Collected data
####################

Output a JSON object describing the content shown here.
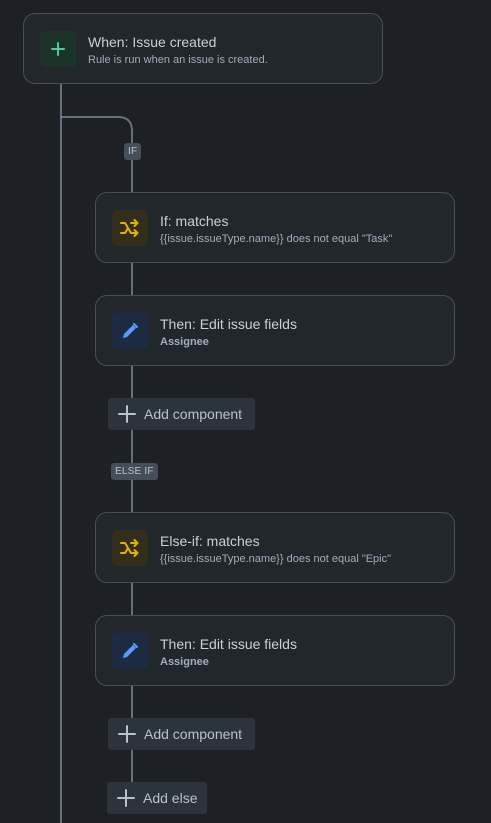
{
  "trigger": {
    "title": "When: Issue created",
    "subtitle": "Rule is run when an issue is created.",
    "icon": "plus-icon"
  },
  "branches": [
    {
      "label": "IF",
      "condition": {
        "title": "If: matches",
        "subtitle": "{{issue.issueType.name}} does not equal \"Task\"",
        "icon": "branch-icon"
      },
      "action": {
        "title": "Then: Edit issue fields",
        "subtitle": "Assignee",
        "icon": "pencil-icon"
      },
      "add_component_label": "Add component"
    },
    {
      "label": "ELSE IF",
      "condition": {
        "title": "Else-if: matches",
        "subtitle": "{{issue.issueType.name}} does not equal \"Epic\"",
        "icon": "branch-icon"
      },
      "action": {
        "title": "Then: Edit issue fields",
        "subtitle": "Assignee",
        "icon": "pencil-icon"
      },
      "add_component_label": "Add component"
    }
  ],
  "add_else_label": "Add else",
  "colors": {
    "background": "#1d2125",
    "card": "#22272b",
    "card_border": "#454f59",
    "trigger_icon": "#4bce97",
    "condition_icon": "#e2b203",
    "action_icon": "#579dff"
  }
}
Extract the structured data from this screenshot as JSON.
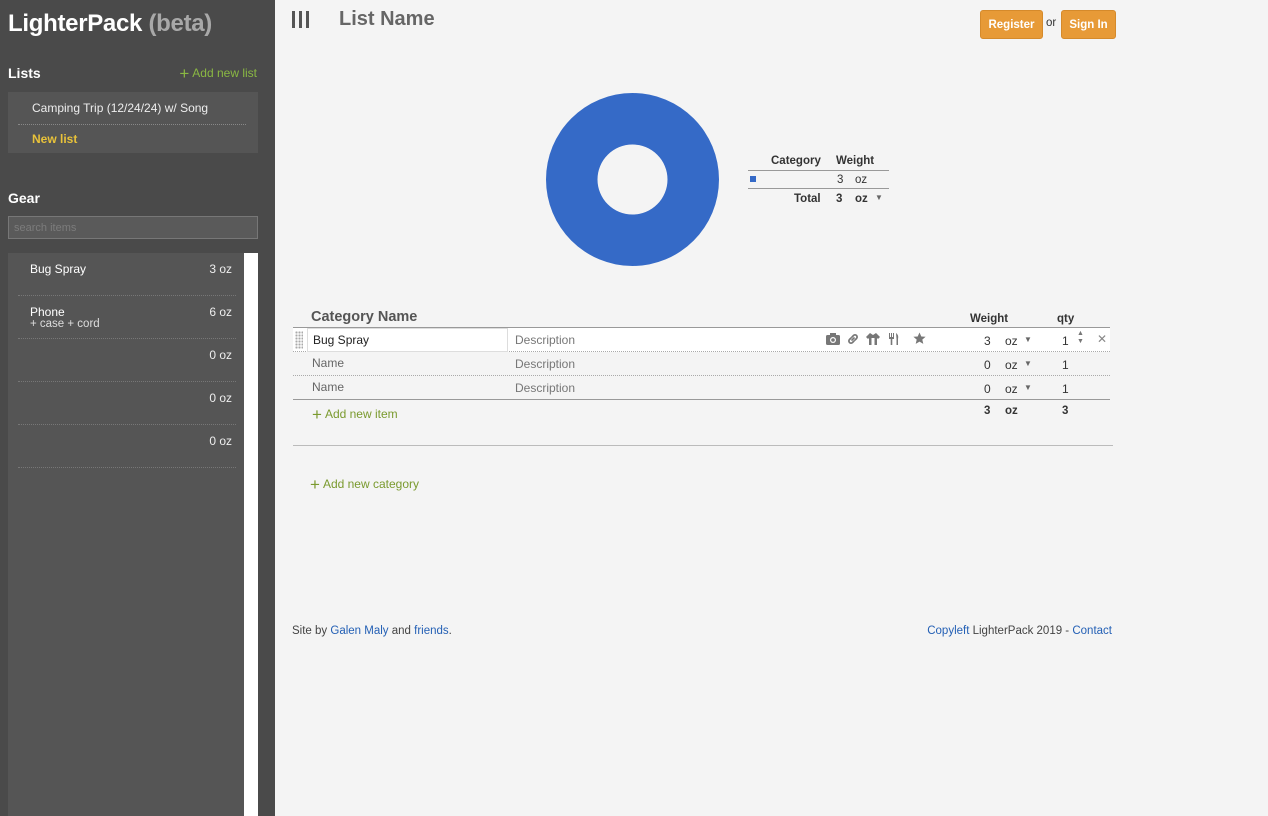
{
  "brand": {
    "name": "LighterPack",
    "beta": "(beta)"
  },
  "sidebar": {
    "lists_heading": "Lists",
    "add_list_label": "Add new list",
    "lists": [
      "Camping Trip (12/24/24) w/ Song",
      "New list"
    ],
    "gear_heading": "Gear",
    "search_placeholder": "search items",
    "gear": [
      {
        "name": "Bug Spray",
        "desc": "",
        "weight": "3 oz"
      },
      {
        "name": "Phone",
        "desc": "+ case + cord",
        "weight": "6 oz"
      },
      {
        "name": "",
        "desc": "",
        "weight": "0 oz"
      },
      {
        "name": "",
        "desc": "",
        "weight": "0 oz"
      },
      {
        "name": "",
        "desc": "",
        "weight": "0 oz"
      }
    ]
  },
  "header": {
    "list_name": "List Name",
    "register_label": "Register",
    "or_text": "or",
    "signin_label": "Sign In"
  },
  "chart_data": {
    "type": "pie",
    "categories": [
      ""
    ],
    "values": [
      3
    ],
    "colors": [
      "#356ac7"
    ]
  },
  "summary": {
    "col_category": "Category",
    "col_weight": "Weight",
    "rows": [
      {
        "category": "",
        "weight": "3",
        "unit": "oz"
      }
    ],
    "total_label": "Total",
    "total_weight": "3",
    "total_unit": "oz"
  },
  "category": {
    "name": "Category Name",
    "col_weight": "Weight",
    "col_qty": "qty",
    "items": [
      {
        "name": "Bug Spray",
        "description": "Description",
        "weight": "3",
        "unit": "oz",
        "qty": "1"
      },
      {
        "name": "Name",
        "description": "Description",
        "weight": "0",
        "unit": "oz",
        "qty": "1"
      },
      {
        "name": "Name",
        "description": "Description",
        "weight": "0",
        "unit": "oz",
        "qty": "1"
      }
    ],
    "add_item_label": "Add new item",
    "total_weight": "3",
    "total_unit": "oz",
    "total_qty": "3"
  },
  "add_category_label": "Add new category",
  "footer": {
    "site_by": "Site by",
    "author": "Galen Maly",
    "and": "and",
    "friends": "friends",
    "period": ".",
    "copyleft": "Copyleft",
    "copyright_text": "LighterPack 2019 -",
    "contact": "Contact"
  },
  "icons": [
    "camera-icon",
    "link-icon",
    "worn-icon",
    "consumable-icon",
    "star-icon",
    "close-icon"
  ],
  "colors": {
    "accent_orange": "#e79a37",
    "accent_green": "#8ab843",
    "chart_blue": "#356ac7",
    "sidebar_bg": "#4a4a4a"
  }
}
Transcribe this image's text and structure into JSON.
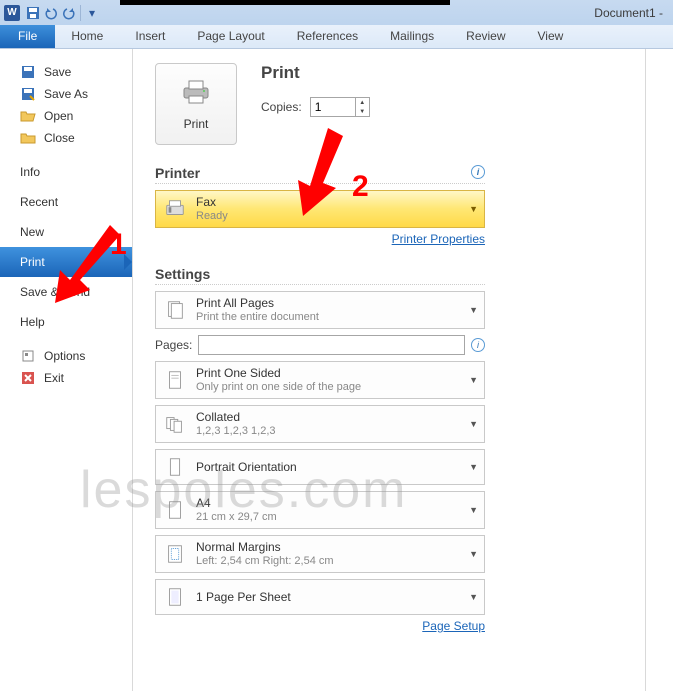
{
  "titlebar": {
    "app_letter": "W",
    "doc_title": "Document1 -"
  },
  "ribbon": {
    "file": "File",
    "tabs": [
      "Home",
      "Insert",
      "Page Layout",
      "References",
      "Mailings",
      "Review",
      "View"
    ]
  },
  "sidebar": {
    "save": "Save",
    "save_as": "Save As",
    "open": "Open",
    "close": "Close",
    "info": "Info",
    "recent": "Recent",
    "new": "New",
    "print": "Print",
    "save_send": "Save & Send",
    "help": "Help",
    "options": "Options",
    "exit": "Exit"
  },
  "print": {
    "button_label": "Print",
    "title": "Print",
    "copies_label": "Copies:",
    "copies_value": "1"
  },
  "printer": {
    "section": "Printer",
    "name": "Fax",
    "status": "Ready",
    "properties": "Printer Properties"
  },
  "settings": {
    "section": "Settings",
    "pages_label": "Pages:",
    "pages_value": "",
    "items": [
      {
        "t1": "Print All Pages",
        "t2": "Print the entire document"
      },
      {
        "t1": "Print One Sided",
        "t2": "Only print on one side of the page"
      },
      {
        "t1": "Collated",
        "t2": "1,2,3   1,2,3   1,2,3"
      },
      {
        "t1": "Portrait Orientation",
        "t2": ""
      },
      {
        "t1": "A4",
        "t2": "21 cm x 29,7 cm"
      },
      {
        "t1": "Normal Margins",
        "t2": "Left:  2,54 cm    Right:  2,54 cm"
      },
      {
        "t1": "1 Page Per Sheet",
        "t2": ""
      }
    ],
    "page_setup": "Page Setup"
  },
  "annotations": {
    "one": "1",
    "two": "2"
  },
  "watermark": "lespoles.com"
}
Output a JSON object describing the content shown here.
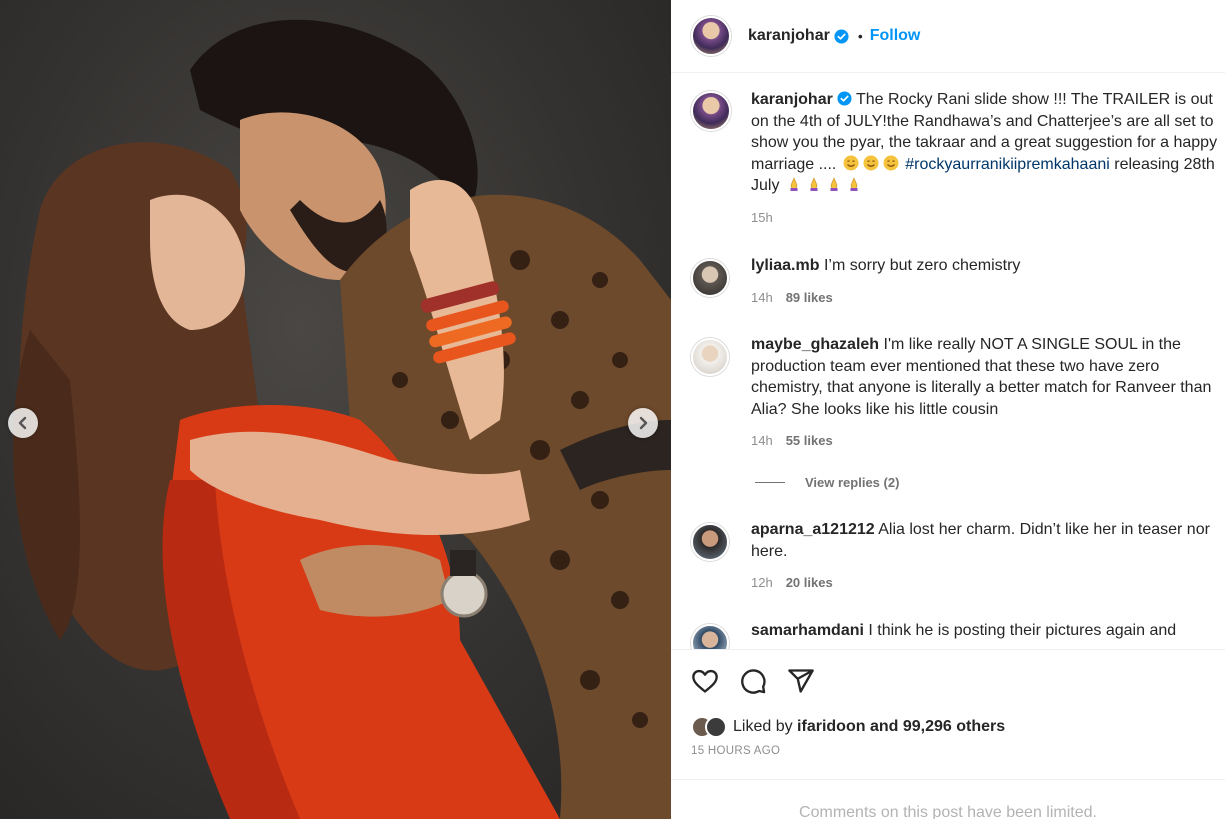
{
  "post": {
    "author": "karanjohar",
    "follow_label": "Follow",
    "separator": "•",
    "caption": {
      "text_before_hashtag": "The Rocky Rani slide show !!! The TRAILER is out on the 4th of JULY!the Randhawa’s and Chatterjee’s are all set to show you the pyar, the takraar and a great suggestion for a happy marriage ....",
      "hashtag": "#rockyaurranikiipremkahaani",
      "text_after_hashtag": "releasing 28th July",
      "time": "15h"
    },
    "likes_prefix": "Liked by",
    "liked_by_user": "ifaridoon",
    "likes_suffix": "and 99,296 others",
    "timestamp": "15 HOURS AGO",
    "comments_limited": "Comments on this post have been limited."
  },
  "comments": [
    {
      "user": "lyliaa.mb",
      "text": "I’m sorry but zero chemistry",
      "time": "14h",
      "likes": "89 likes"
    },
    {
      "user": "maybe_ghazaleh",
      "text": "I'm like really NOT A SINGLE SOUL in the production team ever mentioned that these two have zero chemistry, that anyone is literally a better match for Ranveer than Alia? She looks like his little cousin",
      "time": "14h",
      "likes": "55 likes",
      "view_replies": "View replies (2)"
    },
    {
      "user": "aparna_a121212",
      "text": "Alia lost her charm. Didn’t like her in teaser nor here.",
      "time": "12h",
      "likes": "20 likes"
    },
    {
      "user": "samarhamdani",
      "text": "I think he is posting their pictures again and"
    }
  ],
  "icons": {
    "prev": "chevron-left-icon",
    "next": "chevron-right-icon",
    "like": "heart-icon",
    "comment": "comment-icon",
    "share": "share-icon",
    "verified": "verified-badge-icon"
  },
  "colors": {
    "link_blue": "#0095f6",
    "verified_blue": "#0095f6",
    "hashtag": "#00376b",
    "muted": "#8e8e8e"
  }
}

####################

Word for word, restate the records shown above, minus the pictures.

EXERCISE ANSWER
Output a JSON object describing the content shown here.
{
  "trigger": {
    "title": "When: Issue created",
    "subtitle": "Rule is run when an issue is created.",
    "icon": "plus-icon"
  },
  "branches": [
    {
      "label": "IF",
      "condition": {
        "title": "If: matches",
        "subtitle": "{{issue.issueType.name}} does not equal \"Task\"",
        "icon": "branch-icon"
      },
      "action": {
        "title": "Then: Edit issue fields",
        "subtitle": "Assignee",
        "icon": "pencil-icon"
      },
      "add_component_label": "Add component"
    },
    {
      "label": "ELSE IF",
      "condition": {
        "title": "Else-if: matches",
        "subtitle": "{{issue.issueType.name}} does not equal \"Epic\"",
        "icon": "branch-icon"
      },
      "action": {
        "title": "Then: Edit issue fields",
        "subtitle": "Assignee",
        "icon": "pencil-icon"
      },
      "add_component_label": "Add component"
    }
  ],
  "add_else_label": "Add else",
  "colors": {
    "background": "#1d2125",
    "card": "#22272b",
    "card_border": "#454f59",
    "trigger_icon": "#4bce97",
    "condition_icon": "#e2b203",
    "action_icon": "#579dff"
  }
}
Extract the structured data from this screenshot as JSON.
{
  "brand": {
    "name": "LighterPack",
    "beta": "(beta)"
  },
  "sidebar": {
    "lists_heading": "Lists",
    "add_list_label": "Add new list",
    "lists": [
      "Camping Trip (12/24/24) w/ Song",
      "New list"
    ],
    "gear_heading": "Gear",
    "search_placeholder": "search items",
    "gear": [
      {
        "name": "Bug Spray",
        "desc": "",
        "weight": "3 oz"
      },
      {
        "name": "Phone",
        "desc": "+ case + cord",
        "weight": "6 oz"
      },
      {
        "name": "",
        "desc": "",
        "weight": "0 oz"
      },
      {
        "name": "",
        "desc": "",
        "weight": "0 oz"
      },
      {
        "name": "",
        "desc": "",
        "weight": "0 oz"
      }
    ]
  },
  "header": {
    "list_name": "List Name",
    "register_label": "Register",
    "or_text": "or",
    "signin_label": "Sign In"
  },
  "chart_data": {
    "type": "pie",
    "categories": [
      ""
    ],
    "values": [
      3
    ],
    "colors": [
      "#356ac7"
    ]
  },
  "summary": {
    "col_category": "Category",
    "col_weight": "Weight",
    "rows": [
      {
        "category": "",
        "weight": "3",
        "unit": "oz"
      }
    ],
    "total_label": "Total",
    "total_weight": "3",
    "total_unit": "oz"
  },
  "category": {
    "name": "Category Name",
    "col_weight": "Weight",
    "col_qty": "qty",
    "items": [
      {
        "name": "Bug Spray",
        "description": "Description",
        "weight": "3",
        "unit": "oz",
        "qty": "1"
      },
      {
        "name": "Name",
        "description": "Description",
        "weight": "0",
        "unit": "oz",
        "qty": "1"
      },
      {
        "name": "Name",
        "description": "Description",
        "weight": "0",
        "unit": "oz",
        "qty": "1"
      }
    ],
    "add_item_label": "Add new item",
    "total_weight": "3",
    "total_unit": "oz",
    "total_qty": "3"
  },
  "add_category_label": "Add new category",
  "footer": {
    "site_by": "Site by",
    "author": "Galen Maly",
    "and": "and",
    "friends": "friends",
    "period": ".",
    "copyleft": "Copyleft",
    "copyright_text": "LighterPack 2019 -",
    "contact": "Contact"
  },
  "icons": [
    "camera-icon",
    "link-icon",
    "worn-icon",
    "consumable-icon",
    "star-icon",
    "close-icon"
  ],
  "colors": {
    "accent_orange": "#e79a37",
    "accent_green": "#8ab843",
    "chart_blue": "#356ac7",
    "sidebar_bg": "#4a4a4a"
  }
}
Transcribe this image's text and structure into JSON.
{
  "titlebar": {
    "app_letter": "W",
    "doc_title": "Document1 -"
  },
  "ribbon": {
    "file": "File",
    "tabs": [
      "Home",
      "Insert",
      "Page Layout",
      "References",
      "Mailings",
      "Review",
      "View"
    ]
  },
  "sidebar": {
    "save": "Save",
    "save_as": "Save As",
    "open": "Open",
    "close": "Close",
    "info": "Info",
    "recent": "Recent",
    "new": "New",
    "print": "Print",
    "save_send": "Save & Send",
    "help": "Help",
    "options": "Options",
    "exit": "Exit"
  },
  "print": {
    "button_label": "Print",
    "title": "Print",
    "copies_label": "Copies:",
    "copies_value": "1"
  },
  "printer": {
    "section": "Printer",
    "name": "Fax",
    "status": "Ready",
    "properties": "Printer Properties"
  },
  "settings": {
    "section": "Settings",
    "pages_label": "Pages:",
    "pages_value": "",
    "items": [
      {
        "t1": "Print All Pages",
        "t2": "Print the entire document"
      },
      {
        "t1": "Print One Sided",
        "t2": "Only print on one side of the page"
      },
      {
        "t1": "Collated",
        "t2": "1,2,3   1,2,3   1,2,3"
      },
      {
        "t1": "Portrait Orientation",
        "t2": ""
      },
      {
        "t1": "A4",
        "t2": "21 cm x 29,7 cm"
      },
      {
        "t1": "Normal Margins",
        "t2": "Left:  2,54 cm    Right:  2,54 cm"
      },
      {
        "t1": "1 Page Per Sheet",
        "t2": ""
      }
    ],
    "page_setup": "Page Setup"
  },
  "annotations": {
    "one": "1",
    "two": "2"
  },
  "watermark": "lespoles.com"
}
Output a JSON object describing the content shown here.
{
  "post": {
    "author": "karanjohar",
    "follow_label": "Follow",
    "separator": "•",
    "caption": {
      "text_before_hashtag": "The Rocky Rani slide show !!! The TRAILER is out on the 4th of JULY!the Randhawa’s and Chatterjee’s are all set to show you the pyar, the takraar and a great suggestion for a happy marriage ....",
      "hashtag": "#rockyaurranikiipremkahaani",
      "text_after_hashtag": "releasing 28th July",
      "time": "15h"
    },
    "likes_prefix": "Liked by",
    "liked_by_user": "ifaridoon",
    "likes_suffix": "and 99,296 others",
    "timestamp": "15 HOURS AGO",
    "comments_limited": "Comments on this post have been limited."
  },
  "comments": [
    {
      "user": "lyliaa.mb",
      "text": "I’m sorry but zero chemistry",
      "time": "14h",
      "likes": "89 likes"
    },
    {
      "user": "maybe_ghazaleh",
      "text": "I'm like really NOT A SINGLE SOUL in the production team ever mentioned that these two have zero chemistry, that anyone is literally a better match for Ranveer than Alia? She looks like his little cousin",
      "time": "14h",
      "likes": "55 likes",
      "view_replies": "View replies (2)"
    },
    {
      "user": "aparna_a121212",
      "text": "Alia lost her charm. Didn’t like her in teaser nor here.",
      "time": "12h",
      "likes": "20 likes"
    },
    {
      "user": "samarhamdani",
      "text": "I think he is posting their pictures again and"
    }
  ],
  "icons": {
    "prev": "chevron-left-icon",
    "next": "chevron-right-icon",
    "like": "heart-icon",
    "comment": "comment-icon",
    "share": "share-icon",
    "verified": "verified-badge-icon"
  },
  "colors": {
    "link_blue": "#0095f6",
    "verified_blue": "#0095f6",
    "hashtag": "#00376b",
    "muted": "#8e8e8e"
  }
}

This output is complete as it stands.